_What to work on_:
Retype the whole listing exactly.

_Listed records_:
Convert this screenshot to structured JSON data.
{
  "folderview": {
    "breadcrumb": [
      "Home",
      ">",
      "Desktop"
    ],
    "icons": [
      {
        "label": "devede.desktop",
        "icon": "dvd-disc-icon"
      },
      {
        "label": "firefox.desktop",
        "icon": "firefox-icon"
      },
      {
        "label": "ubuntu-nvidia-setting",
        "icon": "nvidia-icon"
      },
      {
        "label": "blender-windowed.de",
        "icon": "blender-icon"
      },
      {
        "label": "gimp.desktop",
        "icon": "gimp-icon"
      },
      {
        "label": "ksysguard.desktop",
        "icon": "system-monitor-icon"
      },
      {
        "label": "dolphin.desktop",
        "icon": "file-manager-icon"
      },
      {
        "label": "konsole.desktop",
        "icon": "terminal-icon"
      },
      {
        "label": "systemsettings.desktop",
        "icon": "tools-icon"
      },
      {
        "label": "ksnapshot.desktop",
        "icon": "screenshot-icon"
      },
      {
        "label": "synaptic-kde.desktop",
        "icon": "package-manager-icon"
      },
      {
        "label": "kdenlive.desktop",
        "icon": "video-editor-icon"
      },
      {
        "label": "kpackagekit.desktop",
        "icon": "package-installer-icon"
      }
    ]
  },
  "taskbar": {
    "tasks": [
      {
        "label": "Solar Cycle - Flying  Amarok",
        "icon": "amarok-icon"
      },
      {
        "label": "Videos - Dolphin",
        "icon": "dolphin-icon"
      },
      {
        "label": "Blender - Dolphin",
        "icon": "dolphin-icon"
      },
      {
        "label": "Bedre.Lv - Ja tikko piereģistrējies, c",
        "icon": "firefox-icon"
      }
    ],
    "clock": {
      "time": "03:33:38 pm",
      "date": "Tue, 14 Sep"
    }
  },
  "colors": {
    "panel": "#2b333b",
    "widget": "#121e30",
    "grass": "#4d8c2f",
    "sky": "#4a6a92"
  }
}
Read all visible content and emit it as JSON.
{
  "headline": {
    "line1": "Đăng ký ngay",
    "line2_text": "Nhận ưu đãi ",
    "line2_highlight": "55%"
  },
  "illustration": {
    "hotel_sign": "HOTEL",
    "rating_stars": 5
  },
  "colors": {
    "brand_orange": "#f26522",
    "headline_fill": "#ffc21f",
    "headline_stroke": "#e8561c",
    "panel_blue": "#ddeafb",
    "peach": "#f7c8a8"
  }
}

_Exercise answer_:
Convert this screenshot to structured JSON data.
{
  "folderview": {
    "breadcrumb": [
      "Home",
      ">",
      "Desktop"
    ],
    "icons": [
      {
        "label": "devede.desktop",
        "icon": "dvd-disc-icon"
      },
      {
        "label": "firefox.desktop",
        "icon": "firefox-icon"
      },
      {
        "label": "ubuntu-nvidia-setting",
        "icon": "nvidia-icon"
      },
      {
        "label": "blender-windowed.de",
        "icon": "blender-icon"
      },
      {
        "label": "gimp.desktop",
        "icon": "gimp-icon"
      },
      {
        "label": "ksysguard.desktop",
        "icon": "system-monitor-icon"
      },
      {
        "label": "dolphin.desktop",
        "icon": "file-manager-icon"
      },
      {
        "label": "konsole.desktop",
        "icon": "terminal-icon"
      },
      {
        "label": "systemsettings.desktop",
        "icon": "tools-icon"
      },
      {
        "label": "ksnapshot.desktop",
        "icon": "screenshot-icon"
      },
      {
        "label": "synaptic-kde.desktop",
        "icon": "package-manager-icon"
      },
      {
        "label": "kdenlive.desktop",
        "icon": "video-editor-icon"
      },
      {
        "label": "kpackagekit.desktop",
        "icon": "package-installer-icon"
      }
    ]
  },
  "taskbar": {
    "tasks": [
      {
        "label": "Solar Cycle - Flying  Amarok",
        "icon": "amarok-icon"
      },
      {
        "label": "Videos - Dolphin",
        "icon": "dolphin-icon"
      },
      {
        "label": "Blender - Dolphin",
        "icon": "dolphin-icon"
      },
      {
        "label": "Bedre.Lv - Ja tikko piereģistrējies, c",
        "icon": "firefox-icon"
      }
    ],
    "clock": {
      "time": "03:33:38 pm",
      "date": "Tue, 14 Sep"
    }
  },
  "colors": {
    "panel": "#2b333b",
    "widget": "#121e30",
    "grass": "#4d8c2f",
    "sky": "#4a6a92"
  }
}
Read all visible content and emit it as JSON.
{
  "headline": {
    "line1": "Đăng ký ngay",
    "line2_text": "Nhận ưu đãi ",
    "line2_highlight": "55%"
  },
  "illustration": {
    "hotel_sign": "HOTEL",
    "rating_stars": 5
  },
  "colors": {
    "brand_orange": "#f26522",
    "headline_fill": "#ffc21f",
    "headline_stroke": "#e8561c",
    "panel_blue": "#ddeafb",
    "peach": "#f7c8a8"
  }
}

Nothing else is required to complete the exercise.